Although the intent of the song was to be a “club banger”, I cannot dismiss the language used. Women were referred to as b*tches and vulgar language also had a strong presence. I am not attacking the artist’s word choice, as this is not uncommon in hip hop, but women are often objectified and sexualized in music and this song reinforces that. In this course, we discussed gender identity in hip hop as well as sexism . The culture of hiphop is the art of expression. The controversy surounding hip hop music relates to the lack of respect for women, the lack of concious art, as well as the presence of violence.
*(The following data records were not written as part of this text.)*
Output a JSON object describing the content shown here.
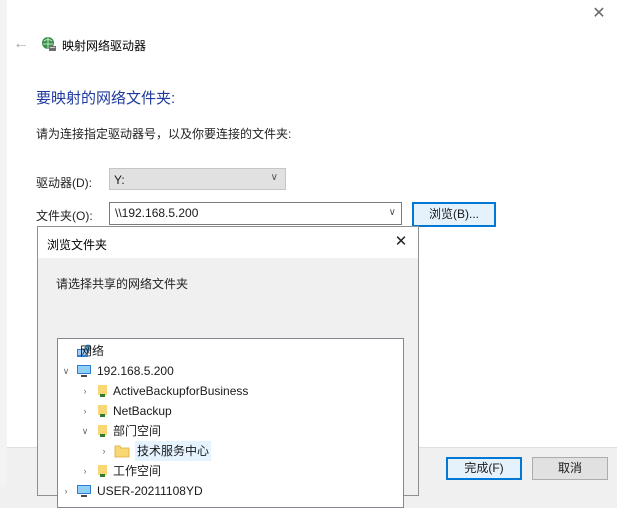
{
  "wizard": {
    "title": "映射网络驱动器",
    "heading": "要映射的网络文件夹:",
    "instruction": "请为连接指定驱动器号，以及你要连接的文件夹:",
    "drive_label": "驱动器(D):",
    "drive_value": "Y:",
    "folder_label": "文件夹(O):",
    "folder_value": "\\\\192.168.5.200",
    "browse_button": "浏览(B)...",
    "finish_button": "完成(F)",
    "cancel_button": "取消"
  },
  "browse_dialog": {
    "title": "浏览文件夹",
    "description": "请选择共享的网络文件夹",
    "tree": [
      {
        "label": "网络",
        "level": 0,
        "expander": "",
        "icon": "network-icon"
      },
      {
        "label": "192.168.5.200",
        "level": 1,
        "expander": "∨",
        "icon": "computer-icon"
      },
      {
        "label": "ActiveBackupforBusiness",
        "level": 2,
        "expander": "›",
        "icon": "shared-folder-icon"
      },
      {
        "label": "NetBackup",
        "level": 2,
        "expander": "›",
        "icon": "shared-folder-icon"
      },
      {
        "label": "部门空间",
        "level": 2,
        "expander": "∨",
        "icon": "shared-folder-icon"
      },
      {
        "label": "技术服务中心",
        "level": 3,
        "expander": "›",
        "icon": "folder-icon",
        "selected": true
      },
      {
        "label": "工作空间",
        "level": 2,
        "expander": "›",
        "icon": "shared-folder-icon"
      },
      {
        "label": "USER-20211108YD",
        "level": 1,
        "expander": "›",
        "icon": "computer-icon"
      }
    ]
  },
  "colors": {
    "heading": "#1e3a9e",
    "accent": "#0078d7",
    "selection": "#e5f3ff"
  }
}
In attemoting to disect the song, I got, live your life and care less about what others have to say. Turnt, put simply, was a song that was meant to be used to turn up and be care free. I think Branco did a pretty good job at tackling that. Because hip hop is an art for expression, the music you make should be represenative of what is important to you at the moment in addition to how you see the world. I think it is safe to assume that Branco is younger and therefore right now he is just enjoying life, as we all should. Stay Turnt!
“Turnt” – Branco
This is episode 10 of the podcast, and the second in a series of episodes recorded live at the Trinity International Hip Hop Festival in Hartford, Connecticut. The festival took place the 6th to the 9th of April, 2017. This episode was a panel titled “Independent and Political Hip Hop in Cuba” with Pedro Vidal of the Cuban Soul Foundation in Miami, Florida and hip hop artists David D Omni and Escuadron Patriota, who live in Cuba. The panel was an interesting discussion on hip hop and the state in Cuba.
Artist Profile: Graffiti Writer Behulum (Ethiopia) at the 12th Annual Trinity International Hip Hop Festival
Producer: Kalalea (www.kalalea.com)
*Special podcast episode recorded at the Trinity International Hip Hop Festival, by guest host Seth Markle and guest producer Kalalea
This Saturday (25 of March) is the 3rd anniversary of Lyricist Lounge in Dar es Salaam. Lyricist Lounge celebrates 3 years of spoken word, poetry, and lyricism by bringing to the stage a lineup of international MCs, poets, and DJs.
This year features some of the finest poets & MCs in TZ, including MCs like Mukimala from Wanaitwa Uhuru and Wakazi.
This year there will also be a set by DJ Kaka Kahlil, by way of California & Puerto Rico. LL will also feature legendary NYC graffiti artist Kool Koor. You can see more of Koor’s work at http://koolkoor.wix.com.